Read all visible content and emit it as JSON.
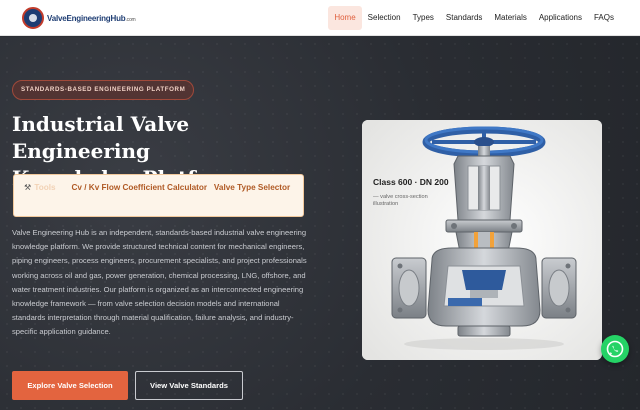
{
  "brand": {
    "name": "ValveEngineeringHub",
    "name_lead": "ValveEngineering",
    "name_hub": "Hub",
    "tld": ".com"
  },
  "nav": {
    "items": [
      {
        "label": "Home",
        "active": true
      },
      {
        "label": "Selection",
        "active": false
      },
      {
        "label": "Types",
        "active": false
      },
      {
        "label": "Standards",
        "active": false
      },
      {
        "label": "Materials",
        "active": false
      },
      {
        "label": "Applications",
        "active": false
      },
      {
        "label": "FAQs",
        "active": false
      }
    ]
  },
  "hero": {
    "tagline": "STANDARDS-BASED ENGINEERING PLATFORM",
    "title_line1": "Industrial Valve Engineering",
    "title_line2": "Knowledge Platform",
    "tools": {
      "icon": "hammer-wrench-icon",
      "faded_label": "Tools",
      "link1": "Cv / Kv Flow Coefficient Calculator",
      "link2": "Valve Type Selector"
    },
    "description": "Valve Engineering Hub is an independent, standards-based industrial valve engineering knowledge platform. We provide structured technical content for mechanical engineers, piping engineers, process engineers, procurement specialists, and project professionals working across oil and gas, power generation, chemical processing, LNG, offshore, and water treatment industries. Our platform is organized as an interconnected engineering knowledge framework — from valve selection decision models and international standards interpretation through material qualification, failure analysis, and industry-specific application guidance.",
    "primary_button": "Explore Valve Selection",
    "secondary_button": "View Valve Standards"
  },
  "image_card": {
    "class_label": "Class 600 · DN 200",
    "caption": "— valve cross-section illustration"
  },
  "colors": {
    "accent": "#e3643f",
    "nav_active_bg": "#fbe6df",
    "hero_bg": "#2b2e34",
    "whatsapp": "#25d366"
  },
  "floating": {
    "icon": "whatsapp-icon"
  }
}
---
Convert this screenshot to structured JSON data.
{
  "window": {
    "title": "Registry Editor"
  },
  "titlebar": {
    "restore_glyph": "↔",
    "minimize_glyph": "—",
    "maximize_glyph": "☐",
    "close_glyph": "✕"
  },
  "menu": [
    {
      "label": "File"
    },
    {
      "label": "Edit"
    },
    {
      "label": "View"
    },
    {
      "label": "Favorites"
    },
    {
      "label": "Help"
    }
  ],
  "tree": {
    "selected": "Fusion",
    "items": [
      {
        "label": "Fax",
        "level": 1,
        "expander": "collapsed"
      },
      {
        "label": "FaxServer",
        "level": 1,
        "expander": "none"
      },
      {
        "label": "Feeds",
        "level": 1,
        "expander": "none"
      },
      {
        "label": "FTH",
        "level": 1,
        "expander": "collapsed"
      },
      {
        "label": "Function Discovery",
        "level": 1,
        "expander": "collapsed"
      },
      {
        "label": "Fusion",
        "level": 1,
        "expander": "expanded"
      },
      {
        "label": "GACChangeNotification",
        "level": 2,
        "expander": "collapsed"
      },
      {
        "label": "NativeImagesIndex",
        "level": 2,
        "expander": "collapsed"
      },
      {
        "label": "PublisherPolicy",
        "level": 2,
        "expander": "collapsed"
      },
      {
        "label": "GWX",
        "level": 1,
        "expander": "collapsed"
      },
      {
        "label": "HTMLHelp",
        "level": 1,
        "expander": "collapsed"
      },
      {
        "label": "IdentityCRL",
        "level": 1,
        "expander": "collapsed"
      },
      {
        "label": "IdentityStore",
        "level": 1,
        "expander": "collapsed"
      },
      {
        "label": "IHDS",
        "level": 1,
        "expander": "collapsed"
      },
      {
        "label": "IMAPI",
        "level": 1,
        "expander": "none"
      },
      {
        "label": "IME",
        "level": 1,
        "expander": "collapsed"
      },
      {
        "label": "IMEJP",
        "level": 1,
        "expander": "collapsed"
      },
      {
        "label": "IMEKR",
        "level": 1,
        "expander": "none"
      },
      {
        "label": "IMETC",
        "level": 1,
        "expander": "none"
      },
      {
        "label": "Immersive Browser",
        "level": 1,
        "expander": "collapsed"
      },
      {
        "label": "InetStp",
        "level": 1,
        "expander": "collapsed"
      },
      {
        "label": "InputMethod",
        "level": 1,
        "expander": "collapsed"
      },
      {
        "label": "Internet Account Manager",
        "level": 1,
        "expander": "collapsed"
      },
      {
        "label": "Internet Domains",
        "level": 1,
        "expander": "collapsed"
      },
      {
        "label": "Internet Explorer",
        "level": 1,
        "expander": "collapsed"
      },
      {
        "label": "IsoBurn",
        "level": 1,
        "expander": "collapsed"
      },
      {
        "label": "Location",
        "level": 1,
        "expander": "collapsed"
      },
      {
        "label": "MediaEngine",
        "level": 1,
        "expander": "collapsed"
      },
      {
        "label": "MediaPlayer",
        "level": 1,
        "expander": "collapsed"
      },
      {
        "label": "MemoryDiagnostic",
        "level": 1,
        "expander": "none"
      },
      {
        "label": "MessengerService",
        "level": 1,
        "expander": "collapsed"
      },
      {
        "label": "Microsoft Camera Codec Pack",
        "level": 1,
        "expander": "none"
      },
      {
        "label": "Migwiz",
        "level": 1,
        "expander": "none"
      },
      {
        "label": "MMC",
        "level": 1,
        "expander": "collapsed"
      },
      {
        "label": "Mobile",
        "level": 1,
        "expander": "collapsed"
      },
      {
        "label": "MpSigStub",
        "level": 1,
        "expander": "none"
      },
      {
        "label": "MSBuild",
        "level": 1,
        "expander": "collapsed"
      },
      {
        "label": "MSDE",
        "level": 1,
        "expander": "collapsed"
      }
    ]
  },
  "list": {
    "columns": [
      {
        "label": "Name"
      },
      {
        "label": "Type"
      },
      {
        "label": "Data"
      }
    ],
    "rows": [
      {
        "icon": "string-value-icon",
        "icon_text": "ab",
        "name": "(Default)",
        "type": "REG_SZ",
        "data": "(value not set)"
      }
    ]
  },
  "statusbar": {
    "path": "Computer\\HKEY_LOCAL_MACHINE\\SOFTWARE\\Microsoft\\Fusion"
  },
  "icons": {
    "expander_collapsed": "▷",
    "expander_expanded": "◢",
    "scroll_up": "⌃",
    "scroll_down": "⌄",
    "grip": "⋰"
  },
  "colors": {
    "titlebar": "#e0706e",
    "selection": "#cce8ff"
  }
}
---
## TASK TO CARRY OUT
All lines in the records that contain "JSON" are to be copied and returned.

## FINISHED TASK
Read all visible content and emit it as JSON.
Convert this screenshot to structured JSON data.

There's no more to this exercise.